These portions are especially jarring because they rear their heads in an otherwise lovely venture.

The film’s dialogues, for instance, are uncommon on the Bollywoodscape. There is a lyricism to the language these characters speak and Chanda’s vocabulary in particular. While the use of “bai” may have been more convincing in a western Indian setting, it is not unknown in north India with this meaning. Besides, there is such pleasure in hearing words like “kantaap” (slap) and “kandam” (useless) that so rarely find their way into Bollywood scripts. My pick of the film’s phraseology though is “nil battey sannata” and how it smoothly rolls off Chanda’s tongue.

It helps that the actress playing her is brilliant. With Nil Battey Sannata, Swara Bhaskar – a memorable satellite player in Raanjhanaa and the Tanu Weds Manu films – gets a lead role in a worthy project. A city-bred, educated woman herself (Bhaskar is an MA from JNU) she subdues her naturally sophisticated body language to slip into this role without becoming a cliche.

Riya Shukla is a flaming ball of energy and well cast as the little spitfire Apu. She is a discovery.

Ratna Pathak Shah plays the elderly doctor-householder who helps Chanda along with her ambitions. She brings warmth, empathy and dignity to the role which, incidentally, is vastly different from the part she plays in Kapoor & Sons that is still running in theatres.

She is the sort of employer about whom newspaper articles are not written because the media, justifiably so, is focused on those who ill-treat their domestic help. While their cruelty, casteism and classism ought to be chronicled and condemned, it is also good to be told about this benevolent memsaab who goes out of her way to help her bai, because such people too do exist.

Pankaj Tripathi is a scene-stealer and showstopper as the school principal and Maths teacher Srivastava Sir. Despite the thoroughly entertaining, quirky mannerisms and mincing speech, it is to Tripathi’s credit that he does not reduce Srivastava to a caricature. In this performance, it is impossible to spot the bloodthirsty Sultan Qureshi he played in Gangs of Wasseypur 1&2.  

The writing of his character too is nicely shaded. Srivastava is well-intentioned, yet humiliates his weak students, perhaps thinking, like so many Indian teachers do, that he is motivating them. Extreme portrayals are easy, the challenge lies in the middle path. Nil Battey Sannata reminds us that as with all categories of people, among teachers, parents and children too there are the good, the bad and the ugly, and sometimes the entire spectrum within the same person.

The film’s finer details though are what make it an all-round interesting experience. Such as the unspoken caste, communal and gender equations. Dr Diwan’s husband is sweet but stays in the background and no information is offered about Apu’s father. Whatever happened to him apparently no longer warrants discussions. Chanda’s singleton status also adds dimensions to the story, such as the relationship of equals as much as mother and child in the household.
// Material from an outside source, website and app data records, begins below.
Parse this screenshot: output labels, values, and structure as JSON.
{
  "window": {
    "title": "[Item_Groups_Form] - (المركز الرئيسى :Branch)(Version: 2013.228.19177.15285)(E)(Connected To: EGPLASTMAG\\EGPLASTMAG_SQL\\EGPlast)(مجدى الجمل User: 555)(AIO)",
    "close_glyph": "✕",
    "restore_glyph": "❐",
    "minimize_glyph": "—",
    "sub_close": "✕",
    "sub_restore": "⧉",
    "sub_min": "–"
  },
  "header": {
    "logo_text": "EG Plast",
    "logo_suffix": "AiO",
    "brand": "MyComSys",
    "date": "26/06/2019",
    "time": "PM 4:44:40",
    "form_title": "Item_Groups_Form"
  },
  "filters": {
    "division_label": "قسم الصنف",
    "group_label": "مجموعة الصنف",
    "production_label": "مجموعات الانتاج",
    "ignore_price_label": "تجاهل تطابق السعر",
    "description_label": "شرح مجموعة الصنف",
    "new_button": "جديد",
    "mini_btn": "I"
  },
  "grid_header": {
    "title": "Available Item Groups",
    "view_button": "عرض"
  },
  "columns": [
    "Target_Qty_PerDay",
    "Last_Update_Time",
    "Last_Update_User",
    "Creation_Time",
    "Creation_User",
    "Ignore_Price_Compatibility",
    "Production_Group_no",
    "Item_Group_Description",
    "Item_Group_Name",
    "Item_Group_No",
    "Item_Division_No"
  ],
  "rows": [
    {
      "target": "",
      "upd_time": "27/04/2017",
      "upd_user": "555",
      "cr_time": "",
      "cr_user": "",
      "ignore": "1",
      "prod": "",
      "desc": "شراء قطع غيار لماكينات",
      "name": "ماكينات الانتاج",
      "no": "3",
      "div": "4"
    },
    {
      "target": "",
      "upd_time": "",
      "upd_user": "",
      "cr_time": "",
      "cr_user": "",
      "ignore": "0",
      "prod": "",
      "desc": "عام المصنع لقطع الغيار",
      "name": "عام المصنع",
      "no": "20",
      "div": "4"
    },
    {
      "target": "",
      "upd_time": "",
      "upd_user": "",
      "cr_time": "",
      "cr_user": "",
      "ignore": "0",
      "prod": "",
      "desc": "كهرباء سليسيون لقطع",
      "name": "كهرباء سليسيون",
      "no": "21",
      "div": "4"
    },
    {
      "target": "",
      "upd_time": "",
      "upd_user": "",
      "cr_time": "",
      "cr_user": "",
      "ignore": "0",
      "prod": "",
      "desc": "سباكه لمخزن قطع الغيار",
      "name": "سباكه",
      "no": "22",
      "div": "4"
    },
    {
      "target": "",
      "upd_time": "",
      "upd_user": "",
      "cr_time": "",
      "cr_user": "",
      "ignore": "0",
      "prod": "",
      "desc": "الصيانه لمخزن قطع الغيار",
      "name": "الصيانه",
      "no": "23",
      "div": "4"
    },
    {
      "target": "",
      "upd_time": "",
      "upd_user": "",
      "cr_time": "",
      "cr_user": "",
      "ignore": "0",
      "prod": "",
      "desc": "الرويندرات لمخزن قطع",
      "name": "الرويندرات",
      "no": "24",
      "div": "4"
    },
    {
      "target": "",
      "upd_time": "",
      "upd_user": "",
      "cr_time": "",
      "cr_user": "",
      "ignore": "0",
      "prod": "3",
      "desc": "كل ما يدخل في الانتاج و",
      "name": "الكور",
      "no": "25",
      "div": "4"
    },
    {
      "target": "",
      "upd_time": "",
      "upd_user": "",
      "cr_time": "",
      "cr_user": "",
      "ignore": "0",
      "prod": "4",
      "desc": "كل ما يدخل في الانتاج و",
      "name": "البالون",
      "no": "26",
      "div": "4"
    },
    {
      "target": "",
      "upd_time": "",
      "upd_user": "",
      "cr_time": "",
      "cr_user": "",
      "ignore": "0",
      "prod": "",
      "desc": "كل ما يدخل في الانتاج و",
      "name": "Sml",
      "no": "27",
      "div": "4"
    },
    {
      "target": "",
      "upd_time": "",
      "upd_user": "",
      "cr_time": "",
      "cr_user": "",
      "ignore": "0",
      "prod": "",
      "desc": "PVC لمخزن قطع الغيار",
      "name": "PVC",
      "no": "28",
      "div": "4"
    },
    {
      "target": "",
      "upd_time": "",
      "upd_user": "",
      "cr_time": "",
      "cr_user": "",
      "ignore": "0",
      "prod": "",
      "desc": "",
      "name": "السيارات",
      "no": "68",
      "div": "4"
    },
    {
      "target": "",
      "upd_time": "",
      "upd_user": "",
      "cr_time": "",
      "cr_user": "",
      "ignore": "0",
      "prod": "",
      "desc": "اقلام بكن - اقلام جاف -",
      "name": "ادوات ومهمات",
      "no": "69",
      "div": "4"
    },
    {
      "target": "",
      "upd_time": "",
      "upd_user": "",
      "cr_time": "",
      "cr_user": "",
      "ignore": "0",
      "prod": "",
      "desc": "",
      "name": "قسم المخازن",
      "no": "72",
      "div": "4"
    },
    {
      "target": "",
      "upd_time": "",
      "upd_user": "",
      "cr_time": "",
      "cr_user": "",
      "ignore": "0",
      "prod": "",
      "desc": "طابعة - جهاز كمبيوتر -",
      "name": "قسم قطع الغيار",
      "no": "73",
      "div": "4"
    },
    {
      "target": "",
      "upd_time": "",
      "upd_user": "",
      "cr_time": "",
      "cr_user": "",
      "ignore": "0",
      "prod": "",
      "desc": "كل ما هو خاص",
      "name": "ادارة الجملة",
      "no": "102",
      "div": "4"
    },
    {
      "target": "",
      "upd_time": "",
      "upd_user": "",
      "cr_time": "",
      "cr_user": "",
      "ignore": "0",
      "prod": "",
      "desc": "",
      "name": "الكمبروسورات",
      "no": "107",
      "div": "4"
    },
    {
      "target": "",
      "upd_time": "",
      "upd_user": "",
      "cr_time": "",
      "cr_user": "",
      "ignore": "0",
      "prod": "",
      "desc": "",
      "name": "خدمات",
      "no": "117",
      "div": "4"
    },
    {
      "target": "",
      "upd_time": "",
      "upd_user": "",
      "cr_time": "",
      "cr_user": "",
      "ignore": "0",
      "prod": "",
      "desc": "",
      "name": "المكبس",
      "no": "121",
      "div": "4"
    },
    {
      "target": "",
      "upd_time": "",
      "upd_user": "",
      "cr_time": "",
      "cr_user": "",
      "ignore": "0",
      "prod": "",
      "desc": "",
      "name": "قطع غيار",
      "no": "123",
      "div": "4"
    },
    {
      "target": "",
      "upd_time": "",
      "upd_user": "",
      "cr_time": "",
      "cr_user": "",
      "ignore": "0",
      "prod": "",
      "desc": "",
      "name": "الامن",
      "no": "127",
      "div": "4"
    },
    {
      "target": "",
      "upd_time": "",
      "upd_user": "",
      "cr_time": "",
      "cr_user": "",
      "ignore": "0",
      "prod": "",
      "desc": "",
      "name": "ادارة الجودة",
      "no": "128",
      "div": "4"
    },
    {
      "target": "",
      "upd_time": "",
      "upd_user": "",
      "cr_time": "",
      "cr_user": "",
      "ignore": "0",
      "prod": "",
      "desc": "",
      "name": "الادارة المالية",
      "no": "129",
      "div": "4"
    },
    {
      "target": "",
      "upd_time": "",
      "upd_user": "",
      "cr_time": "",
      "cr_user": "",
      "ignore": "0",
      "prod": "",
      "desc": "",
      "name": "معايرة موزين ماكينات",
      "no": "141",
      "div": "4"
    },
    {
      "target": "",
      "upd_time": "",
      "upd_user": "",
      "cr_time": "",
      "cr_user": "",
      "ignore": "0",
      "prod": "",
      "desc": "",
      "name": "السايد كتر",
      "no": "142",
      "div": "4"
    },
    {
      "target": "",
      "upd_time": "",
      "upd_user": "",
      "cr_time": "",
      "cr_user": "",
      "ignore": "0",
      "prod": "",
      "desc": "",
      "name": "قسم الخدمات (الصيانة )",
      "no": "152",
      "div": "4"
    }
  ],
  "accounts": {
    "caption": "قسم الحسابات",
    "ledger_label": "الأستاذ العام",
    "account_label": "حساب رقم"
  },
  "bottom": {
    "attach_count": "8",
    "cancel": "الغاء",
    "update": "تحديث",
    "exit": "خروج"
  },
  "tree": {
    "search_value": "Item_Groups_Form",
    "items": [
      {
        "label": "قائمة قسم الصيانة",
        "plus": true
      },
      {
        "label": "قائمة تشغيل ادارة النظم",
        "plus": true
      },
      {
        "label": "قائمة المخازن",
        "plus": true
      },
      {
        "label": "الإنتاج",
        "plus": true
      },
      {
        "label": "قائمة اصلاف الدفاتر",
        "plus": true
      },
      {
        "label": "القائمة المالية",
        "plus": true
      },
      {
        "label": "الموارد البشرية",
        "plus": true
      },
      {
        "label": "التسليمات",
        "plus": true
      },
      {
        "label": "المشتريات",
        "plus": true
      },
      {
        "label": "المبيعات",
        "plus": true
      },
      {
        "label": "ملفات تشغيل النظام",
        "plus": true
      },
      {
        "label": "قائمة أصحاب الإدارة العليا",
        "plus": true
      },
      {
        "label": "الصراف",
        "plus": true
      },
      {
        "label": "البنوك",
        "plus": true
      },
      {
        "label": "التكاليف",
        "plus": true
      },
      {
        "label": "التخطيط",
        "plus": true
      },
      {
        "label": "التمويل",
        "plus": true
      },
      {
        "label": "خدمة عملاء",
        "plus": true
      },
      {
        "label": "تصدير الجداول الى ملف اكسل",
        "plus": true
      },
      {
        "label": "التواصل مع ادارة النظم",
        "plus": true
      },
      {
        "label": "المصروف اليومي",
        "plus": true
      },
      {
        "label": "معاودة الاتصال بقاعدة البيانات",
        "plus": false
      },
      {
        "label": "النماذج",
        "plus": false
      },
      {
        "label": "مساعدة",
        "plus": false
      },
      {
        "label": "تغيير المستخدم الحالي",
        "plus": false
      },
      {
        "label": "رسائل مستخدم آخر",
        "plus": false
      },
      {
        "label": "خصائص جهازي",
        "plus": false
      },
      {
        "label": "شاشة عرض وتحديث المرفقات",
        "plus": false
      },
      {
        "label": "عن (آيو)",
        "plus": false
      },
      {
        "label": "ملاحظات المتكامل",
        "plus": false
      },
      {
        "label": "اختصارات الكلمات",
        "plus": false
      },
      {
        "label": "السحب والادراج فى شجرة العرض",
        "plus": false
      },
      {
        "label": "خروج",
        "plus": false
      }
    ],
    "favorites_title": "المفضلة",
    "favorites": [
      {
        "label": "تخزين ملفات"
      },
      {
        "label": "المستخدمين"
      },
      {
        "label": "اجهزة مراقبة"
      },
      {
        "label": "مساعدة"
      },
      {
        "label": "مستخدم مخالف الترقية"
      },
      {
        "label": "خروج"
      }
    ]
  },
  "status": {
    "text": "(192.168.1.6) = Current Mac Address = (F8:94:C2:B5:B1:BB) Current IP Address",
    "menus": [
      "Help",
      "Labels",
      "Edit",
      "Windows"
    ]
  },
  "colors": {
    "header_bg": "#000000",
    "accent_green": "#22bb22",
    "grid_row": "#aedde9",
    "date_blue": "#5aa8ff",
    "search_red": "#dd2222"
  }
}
Even the use of the Taj is refreshing. Most films mindlessly latch on to architectural landmarks as city identifiers. Example: a character who lives and works in south Delhi passing Red Fort in north Delhi on her way from home to work. In this film, the Taj first makes a fleeting – and logical – appearance, and in the end forms the backdrop to a long monologue Chanda delivers to Apu. It feels right. If you have visited the Taj you would have experienced the calming effect of the monument which, here, matches Chanda’s sedate words in Bhaskar’s velvet voice.

Nil Battey Sannata has a light touch, yet is serious as hell. Despite the frenzied pace of Chanda’s days, the film itself has an air of composure. To see it merely as a lesson in the importance of education would be to limit it. This is an uplifting film about the importance of having dreams.

Ashwiny Iyer Tiwari, where have you been hiding all this time?

Rating (out of five): ****

CBFC Rating (India):
Running time:
100 minutes

Photograph courtesy: (1)